An elderly woman receiving care at a nursing home facility fell while being assisted out of bed by staffers. It was 11 hours before the administration called for her transport to a hospital emergency room, where it was determined she had fractured her hip and femur. Following emergency surgery conducted two days later, she died within six days of her fall.
Her family filed suit, and the case of Harmon v. Star Valley Med. Ctr. was recently permitted to proceed by the Wyoming Supreme Court.
Our West Palm Beach nursing home abuse lawyers find this scenario is all too frequently results in serious or fatal injuries.
Florida Statute 400.022 holds that nursing home residents are entitled to basic rights, and among those is an adequate standard of care. While falls may be accidental, they are most certainly foreseeable and avoidable, if staffers properly identify those at risk and take the appropriate action to prevent them.
Despite this, the Centers for Disease Control and Prevention reports some 1,800 nursing home residents die annually from fall-related injuries. In an average, 100-bed facility, there are between 100 and 200 falls reported to state officials. The actual number is believed to be far higher, as the incidents are grievously under-reported, and injured parties may lack the capacity or confidence to ensure a report is made.

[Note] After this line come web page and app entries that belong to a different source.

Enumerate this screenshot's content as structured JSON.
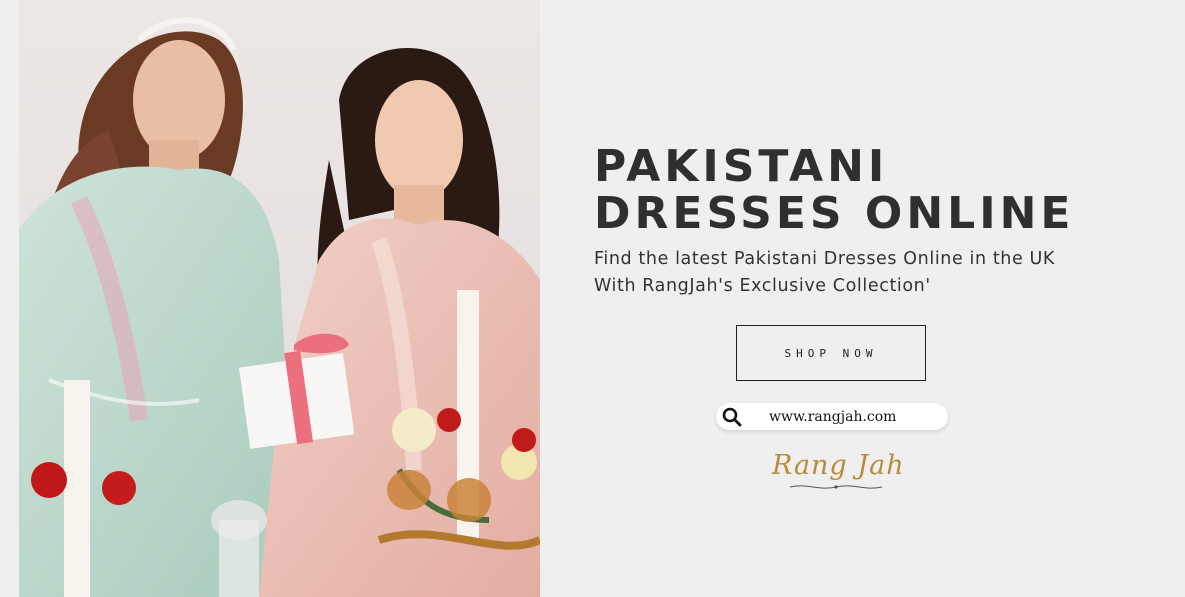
{
  "hero": {
    "title_line1": "PAKISTANI",
    "title_line2": "DRESSES ONLINE",
    "subtitle_line1": "Find the latest Pakistani Dresses Online in the UK",
    "subtitle_line2": "With RangJah's Exclusive Collection'",
    "cta_label": "SHOP NOW"
  },
  "search": {
    "icon": "search-icon",
    "url": "www.rangjah.com"
  },
  "brand": {
    "logo_text": "Rang Jah",
    "logo_color": "#b88a3a"
  },
  "image": {
    "subject": "two-women-in-pastel-embroidered-dresses-with-gift-box"
  },
  "colors": {
    "background": "#f0efef",
    "text": "#2f2f2f"
  }
}
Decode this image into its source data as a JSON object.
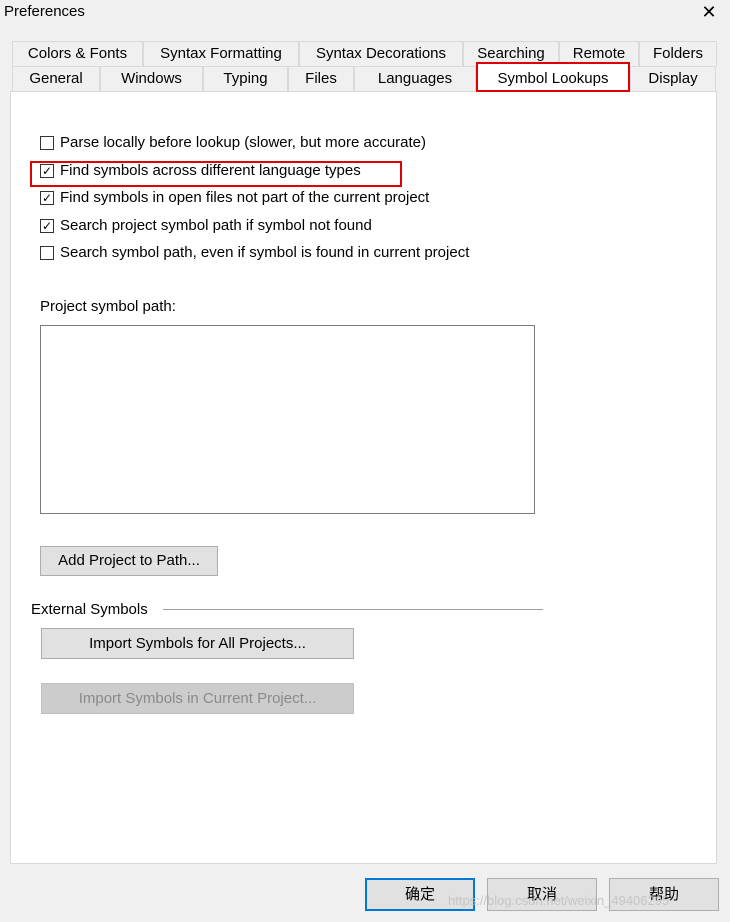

While it’s true the elderly are more prone than younger people to suffering a fall, nursing home residents fall at a far greater rate than those who live in other arrangements. Over one-third of these incidents are suffered by people who can’t walk. As many as a quarter are attributed to environmental hazards at the facility.
Even seemingly minor falls can lead to fractures. reduced function and disability. When one becomes less mobile, this can also contribute to social isolation and depression.
Then, of course, there are the situations, like the Harmon case, in which a fall leads to serious injury or death.
The primary question in this case, which had not yet made it to the trial phase, was whether the claim had been properly filed under the state’s newest standards for wrongful death claims.
Specifically, the defendants argued the complaint was defective because it had not been signed under oath or certified under penalty of perjury, which the new law requires.
In response, the plaintiff argued she had substantially complied with the certification and signature requirements, and that her use of the word “paying” instead of “perjury” was a typographical error that should not bar her claim.
The district court granted the defense motion for a summary judgment, despite the fact that the defect argument hadn’t been raised until nine months after receiving the initial complaint.
Upon review, the state supreme court agreed that the complaint technically failed to meet the requirements under the new law. However, the defendants, by waiting nine months after receiving the complaint, failed to promptly raise the assertion of failure to satisfy a condition precedent as an affirmative defense.
Therefore, the court found, the surviving family of the woman who suffered this fatal nursing home fall may continue with litigation.
Freeman Injury Law — 1-800-561-7777 for a free appointment to discuss your rights.
Harmon v. Star Valley Med. Ctr., July 16, 2014, Wyoming Supreme Court
More Blog Entries:
Florida Gets Low Ranking for Elderly Care and Support, July 30, 2014, West Palm Beach Nursing Home Abuse Lawyer Blog